"Learning How Much... Food?"

Your body is a sports car. You treat that thing with the utmost care and only fuel it with premium gasoline and it runs perfectly. It looks great, it does what it needs to do and with a little bit of flair.
 Photo Courtesy of: Samantha Chin 

Photo Courtesy of: Samantha Chin 

Food quantity is always a fun topic and one that we can find hosts of contending information about on the Internet. For that reason, it is seemingly impossible to know what is right and what is wrong or just the current fad. There’s also A TON of content to cover here. For that reason, this part of the blog will be split in two.

This week we’ll cover a basic understanding of what our food does and next week we’ll talk about eating strategies for performance, weight loss and overall health.

Let’s start with this. There is no “right” or “wrong” food... nor a way of eating. Food itself is a thing - it does not represent nor hold values. There is no “good for you” or “safe” foods to eat and likewise there are no “bad for you” or “dangerous” foods to eat. Food is food. It is made up of macro and micronutrients that are required for us to be alive. Period. But what about quality? At the end of the day, your body requires nutrients to operate. It actually does not discriminate.

However, consider the following analogy:
Your body is a sports car. You treat that thing with the utmost care and only fuel it with premium gasoline and it runs perfectly. It looks great, it does what it needs to do and with a little bit of flair. It rarely has issues because you take such good care of it. Now, let’s say you start filling your sports car up with unleaded gasoline - or better yet, diesel fuel. It’s now sludgy and thick and not ideal for your engine. You stop washing it and getting tune-ups. It starts to make weird noises, feels clunky to drive and it’s emitting some nasty black exhaust.

The point of the analogy is that you should look at your body like a sports car. It is valuable to you and deserves your care and attention to detail. If you fuel it properly and take good care of it, it will look awesome and take good care of you!

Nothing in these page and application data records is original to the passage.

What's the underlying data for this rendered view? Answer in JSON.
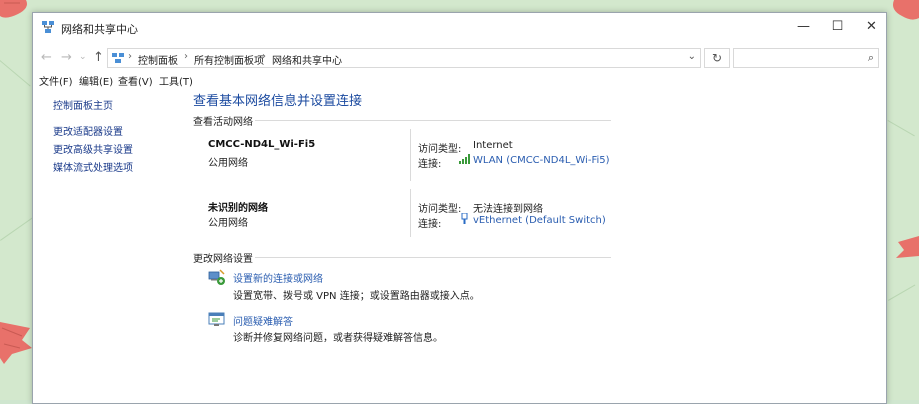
{
  "window": {
    "title": "网络和共享中心",
    "minimize_glyph": "—",
    "maximize_glyph": "☐",
    "close_glyph": "✕"
  },
  "address_bar": {
    "breadcrumbs": [
      "控制面板",
      "所有控制面板项",
      "网络和共享中心"
    ],
    "separator": "›",
    "refresh_icon": "refresh-icon",
    "search_placeholder": ""
  },
  "menu": [
    "文件(F)",
    "编辑(E)",
    "查看(V)",
    "工具(T)"
  ],
  "sidebar": {
    "home": "控制面板主页",
    "links": [
      "更改适配器设置",
      "更改高级共享设置",
      "媒体流式处理选项"
    ]
  },
  "main": {
    "title": "查看基本网络信息并设置连接",
    "active_networks_header": "查看活动网络",
    "networks": [
      {
        "name": "CMCC-ND4L_Wi-Fi5",
        "type": "公用网络",
        "access_label": "访问类型:",
        "access_value": "Internet",
        "conn_label": "连接:",
        "conn_value": "WLAN (CMCC-ND4L_Wi-Fi5)",
        "conn_icon": "wifi-signal-icon"
      },
      {
        "name": "未识别的网络",
        "type": "公用网络",
        "access_label": "访问类型:",
        "access_value": "无法连接到网络",
        "conn_label": "连接:",
        "conn_value": "vEthernet (Default Switch)",
        "conn_icon": "ethernet-icon"
      }
    ],
    "change_settings_header": "更改网络设置",
    "tasks": [
      {
        "link": "设置新的连接或网络",
        "desc": "设置宽带、拨号或 VPN 连接；或设置路由器或接入点。",
        "icon": "new-connection-icon"
      },
      {
        "link": "问题疑难解答",
        "desc": "诊断并修复网络问题，或者获得疑难解答信息。",
        "icon": "troubleshoot-icon"
      }
    ]
  },
  "colors": {
    "link": "#2a5db0",
    "title": "#1c4ba0",
    "desktop": "#d3e8cd"
  }
}
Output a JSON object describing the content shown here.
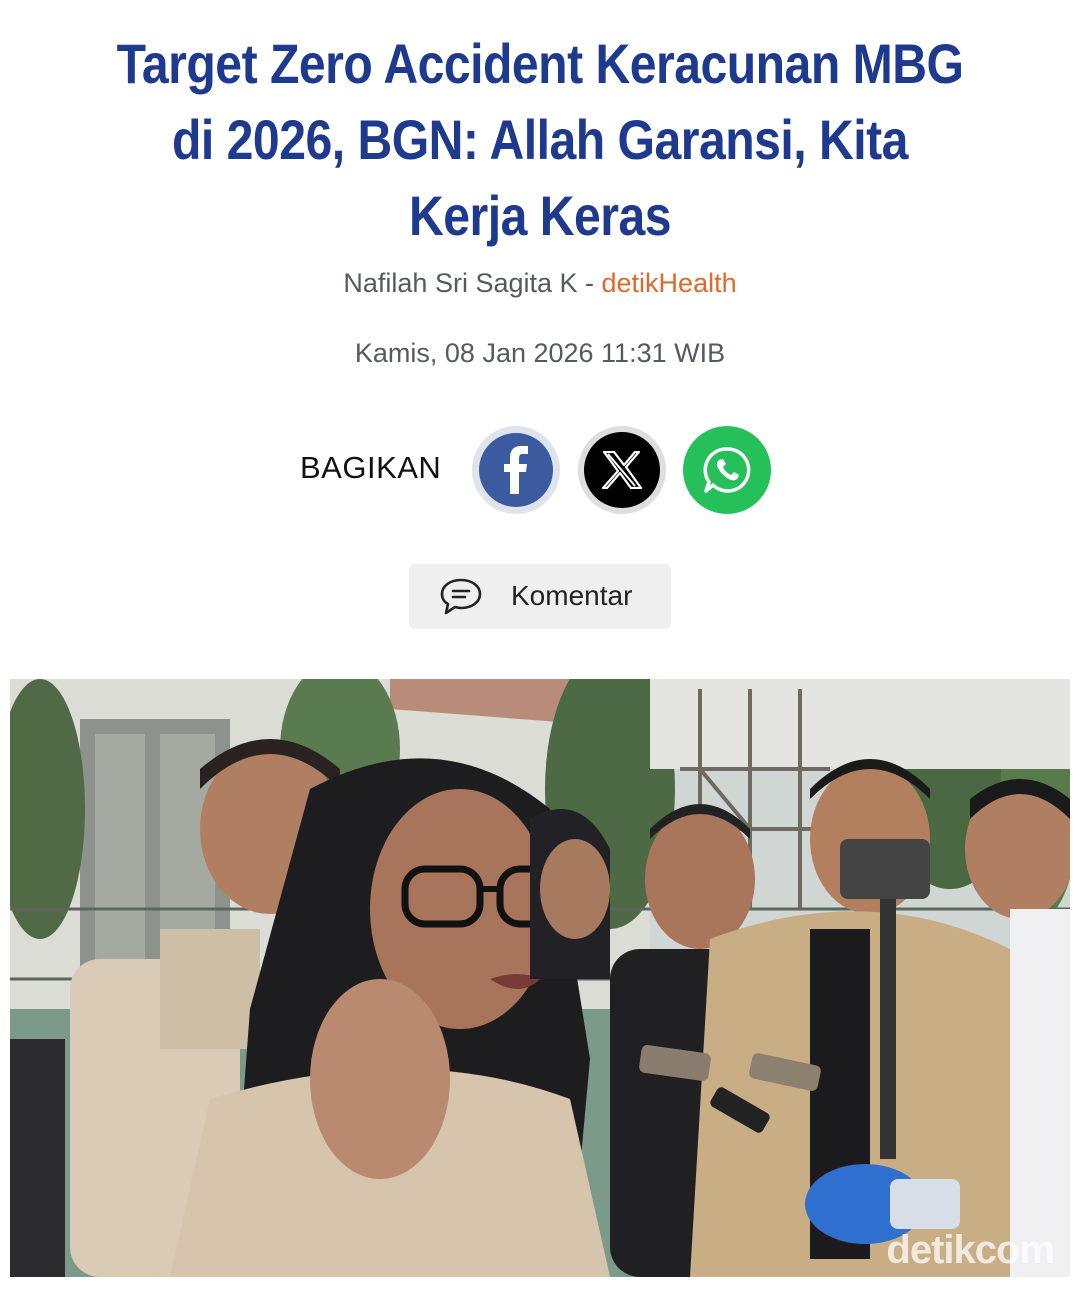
{
  "article": {
    "headline": "Target Zero Accident Keracunan MBG di 2026, BGN: Allah Garansi, Kita Kerja Keras",
    "author": "Nafilah Sri Sagita K",
    "separator": " - ",
    "source": "detikHealth",
    "date": "Kamis, 08 Jan 2026 11:31 WIB"
  },
  "share": {
    "label": "BAGIKAN",
    "buttons": [
      {
        "name": "facebook",
        "icon": "facebook-icon",
        "color": "#3b5aa0"
      },
      {
        "name": "x",
        "icon": "x-icon",
        "color": "#000000"
      },
      {
        "name": "whatsapp",
        "icon": "whatsapp-icon",
        "color": "#25c05a"
      }
    ]
  },
  "comment": {
    "label": "Komentar",
    "icon": "comment-bubble-icon"
  },
  "photo": {
    "watermark": "detikcom"
  },
  "colors": {
    "headline": "#1e3a8f",
    "source": "#e0692a",
    "meta": "#555a60"
  }
}
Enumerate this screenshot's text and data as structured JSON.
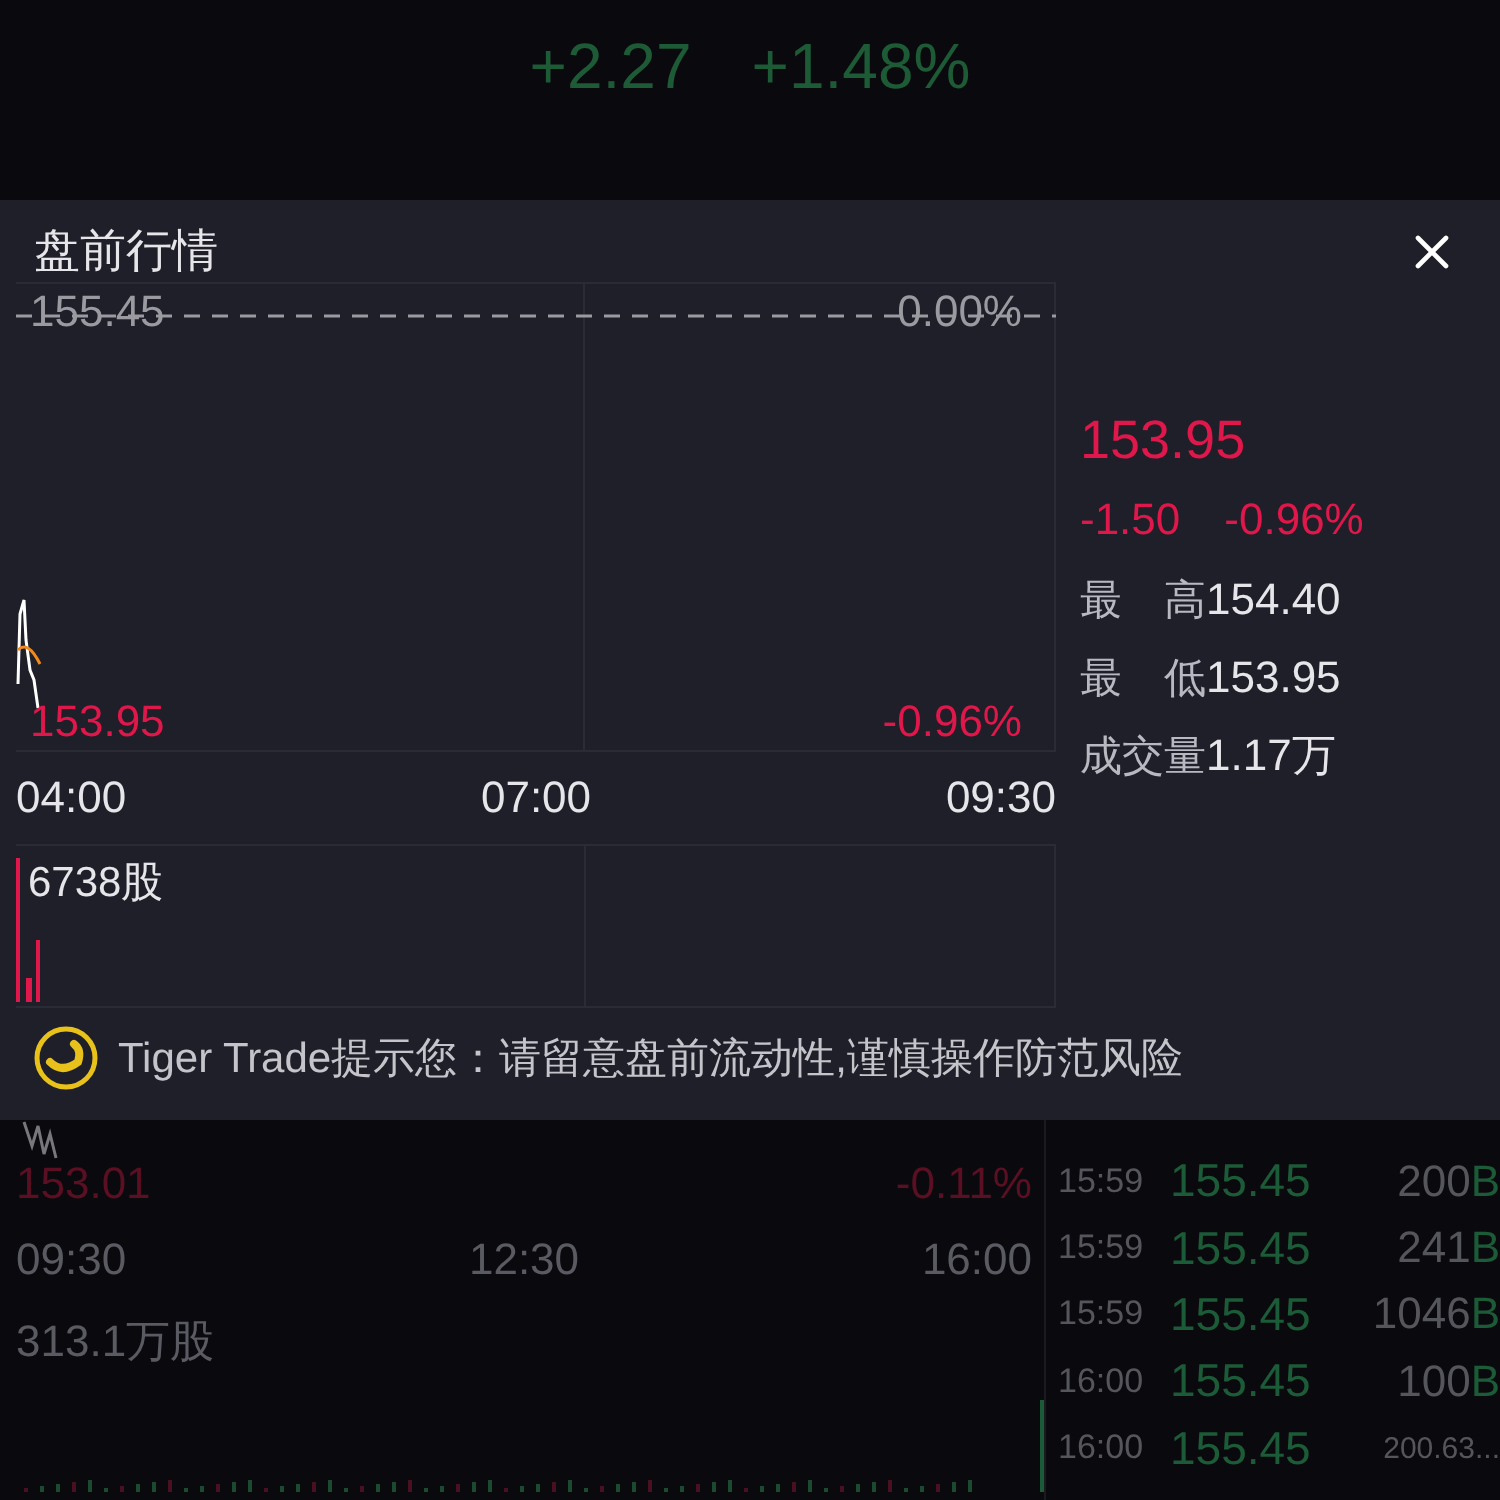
{
  "header": {
    "change": "+2.27",
    "change_percent": "+1.48%"
  },
  "premarket_panel": {
    "title": "盘前行情",
    "chart": {
      "top_price": "155.45",
      "top_percent": "0.00%",
      "bottom_price": "153.95",
      "bottom_percent": "-0.96%",
      "times": [
        "04:00",
        "07:00",
        "09:30"
      ],
      "volume": "6738股"
    },
    "quote": {
      "price": "153.95",
      "change": "-1.50",
      "change_percent": "-0.96%",
      "stats": [
        {
          "label": "最　高",
          "value": "154.40"
        },
        {
          "label": "最　低",
          "value": "153.95"
        },
        {
          "label": "成交量",
          "value": "1.17万"
        }
      ]
    },
    "notice": "Tiger Trade提示您：请留意盘前流动性,谨慎操作防范风险"
  },
  "intraday": {
    "bottom_price": "153.01",
    "bottom_percent": "-0.11%",
    "times": [
      "09:30",
      "12:30",
      "16:00"
    ],
    "volume": "313.1万股"
  },
  "trades": [
    {
      "time": "15:59",
      "price": "155.45",
      "volume": "200",
      "side": "B"
    },
    {
      "time": "15:59",
      "price": "155.45",
      "volume": "241",
      "side": "B"
    },
    {
      "time": "15:59",
      "price": "155.45",
      "volume": "1046",
      "side": "B"
    },
    {
      "time": "16:00",
      "price": "155.45",
      "volume": "100",
      "side": "B"
    },
    {
      "time": "16:00",
      "price": "155.45",
      "volume": "200.63..."
    }
  ]
}
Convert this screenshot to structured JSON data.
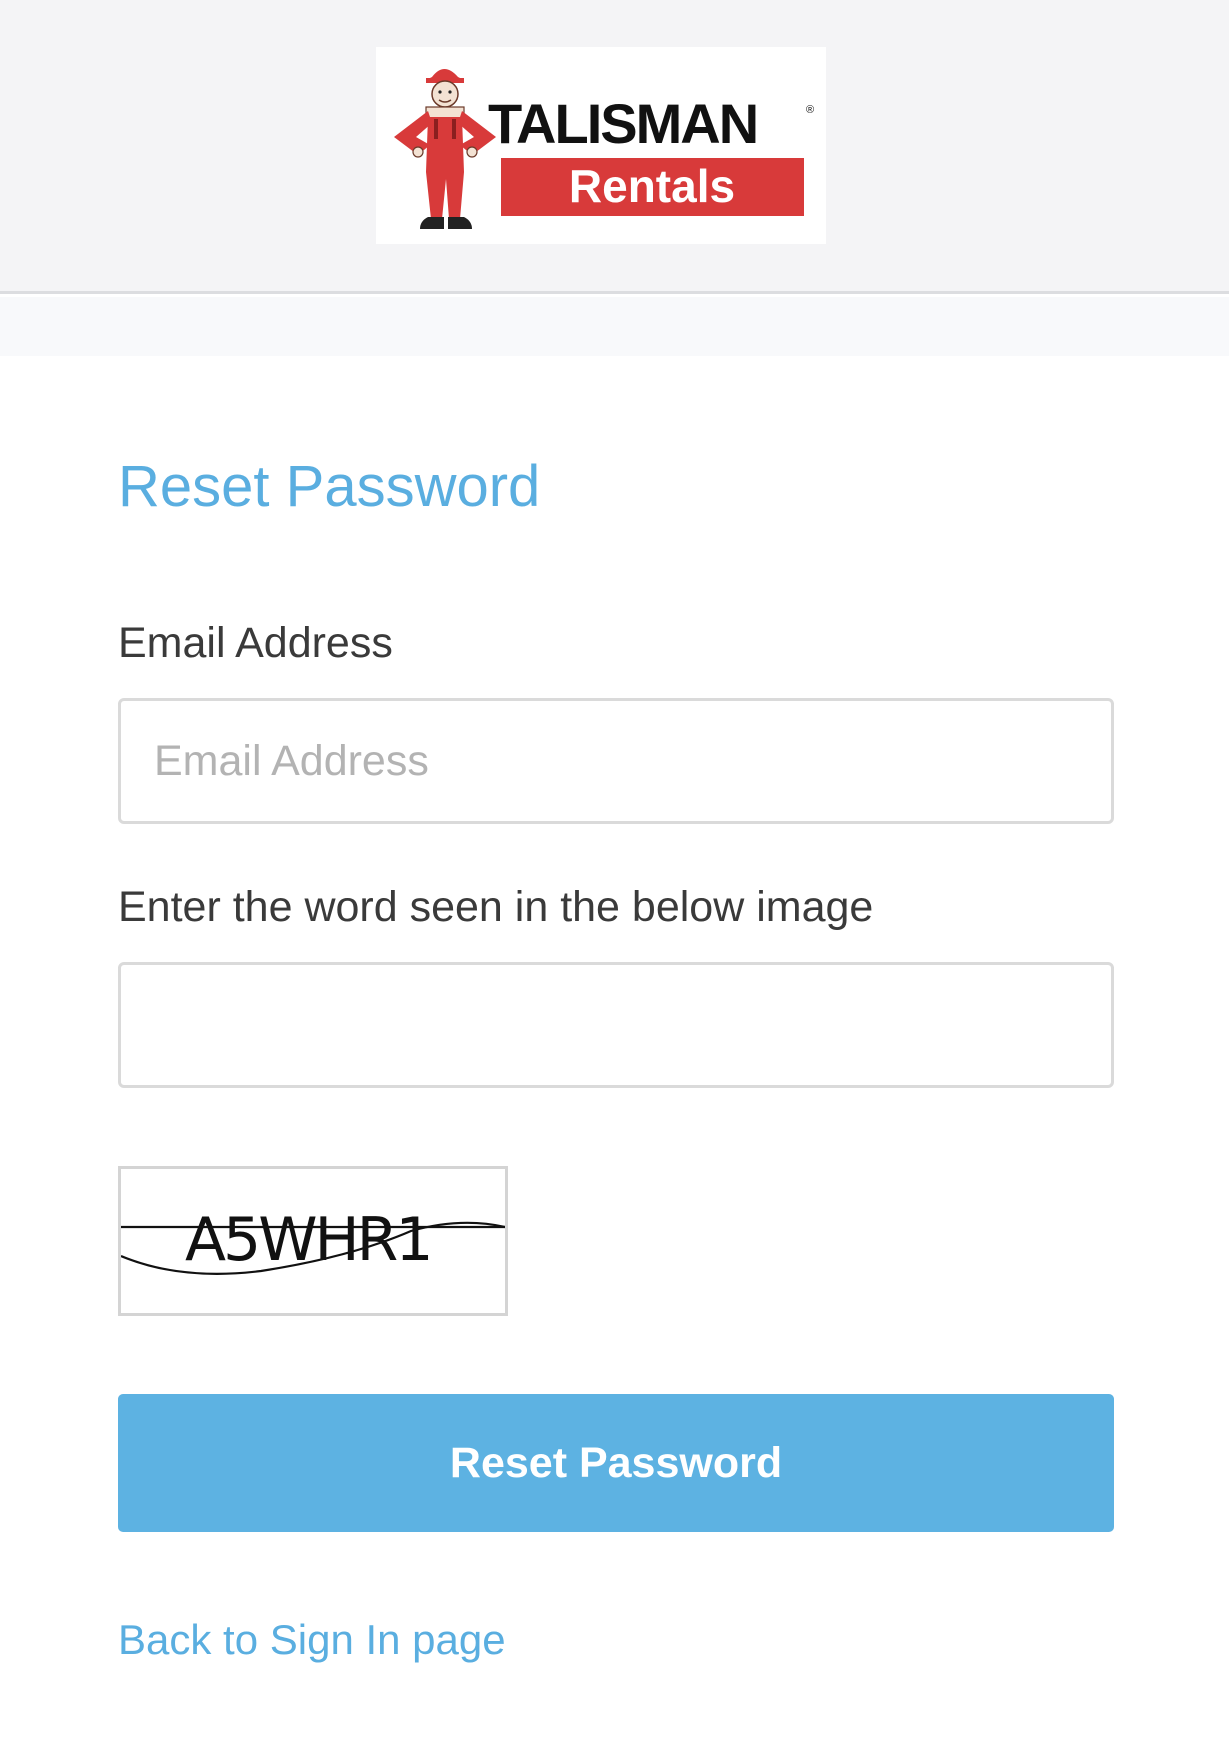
{
  "header": {
    "logo": {
      "line1": "TALISMAN",
      "line2": "Rentals",
      "mark": "®",
      "icon": "worker-mascot-icon",
      "brand_red": "#d83a3a",
      "brand_black": "#111111"
    }
  },
  "form": {
    "title": "Reset Password",
    "email": {
      "label": "Email Address",
      "placeholder": "Email Address",
      "value": ""
    },
    "captcha": {
      "label": "Enter the word seen in the below image",
      "value": "",
      "image_text": "A5WHR1"
    },
    "submit_label": "Reset Password",
    "back_link": "Back to Sign In page"
  },
  "colors": {
    "accent": "#5aaee0",
    "button": "#5db2e2",
    "header_bg": "#f4f4f6"
  }
}
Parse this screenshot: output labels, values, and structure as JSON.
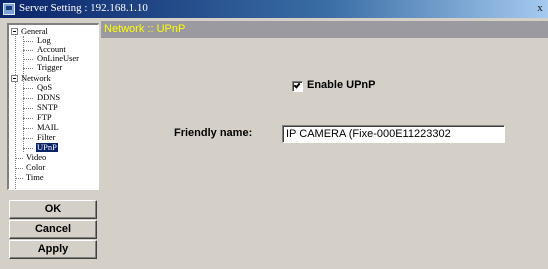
{
  "window": {
    "title": "Server Setting : 192.168.1.10",
    "close_glyph": "x",
    "icon": "app-icon"
  },
  "nav_tree": {
    "groups": [
      {
        "label": "General",
        "expanded": true,
        "children": [
          "Log",
          "Account",
          "OnLineUser",
          "Trigger"
        ]
      },
      {
        "label": "Network",
        "expanded": true,
        "children": [
          "QoS",
          "DDNS",
          "SNTP",
          "FTP",
          "MAIL",
          "Filter",
          "UPnP"
        ]
      }
    ],
    "top_items": [
      "Video",
      "Color",
      "Time"
    ],
    "selected": "UPnP"
  },
  "buttons": {
    "ok": "OK",
    "cancel": "Cancel",
    "apply": "Apply"
  },
  "content": {
    "header": "Network :: UPnP",
    "header_color": "#ffff00",
    "enable_upnp": {
      "label": "Enable UPnP",
      "checked": true
    },
    "friendly_name": {
      "label": "Friendly name:",
      "value": "IP CAMERA (Fixe-000E11223302"
    }
  }
}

While quality is certainly another major topic surrounding food, the point of our series is figuring out how to navigate the pitfalls of quantity. The most common that I see center around a lack of understanding how food works in our body. What we’ll do in the next few paragraphs is briefly lay out what happens when we eat, then, next week, we’ll discuss how we might dial in our quantities and various tools at our disposal for that very thing .

First, food is fuel. It allows our brain, heart, lungs, liver, stomach, muscles, and all of our other organs to do what they need to do for us to survive. Carbohydrates give us energy - they are sugar and our cells use sugar (glucose) to function. Some of our cells have the capacity to convert fat (or in extreme cases, protein) into glucose to be used but the most efficient energy source is glucose. Fat acts as a barrier in many cells, it has important roles in many cellular functions and it is used as energy storage.

Fat has over two times as many calories per gram so it is much more efficient for our body to store than carbohydrate. Proteins are the body’s building blocks. They make up our muscle, hair, skin, and nail tissue. Amongst all of these macronutrients are micronutrients - vitamins and minerals - critical to making sure all of the functions I keep referring to run smoothly. Deficiencies in these can mean that we’re not optimizing our body’s functions.

Similarly, if you are wanting to perform - which I’m sure most of you reading this blog are already working out regularly and seeking improvements in the gym, food is essential to these improvements. The pursuit of performance and aesthetic are two different things. It is important that you understand that. They are rarely simultaneous - if we are chasing performance gains, we simply have to eat more which will affect your aesthetic. If you are chasing aesthetic gains, your performance will likely not be excellent.

This is not 100% true for every person. It depends on a myriad of individual factors, like physical characteristics and training experience, as well as your psychological and emotional relationship with food and your body.

Next week, we will dive deeper into these factors and how they affect our choices when it comes to quantity. For now, I’ll leave you with this: More than likely you’re trying to do both - train for performance and look great naked. And that is awesome. However, you could be sabotaging your efforts on BOTH fronts by under eating.

Eat up, buttercup! Until next week,
- Coach Caitlin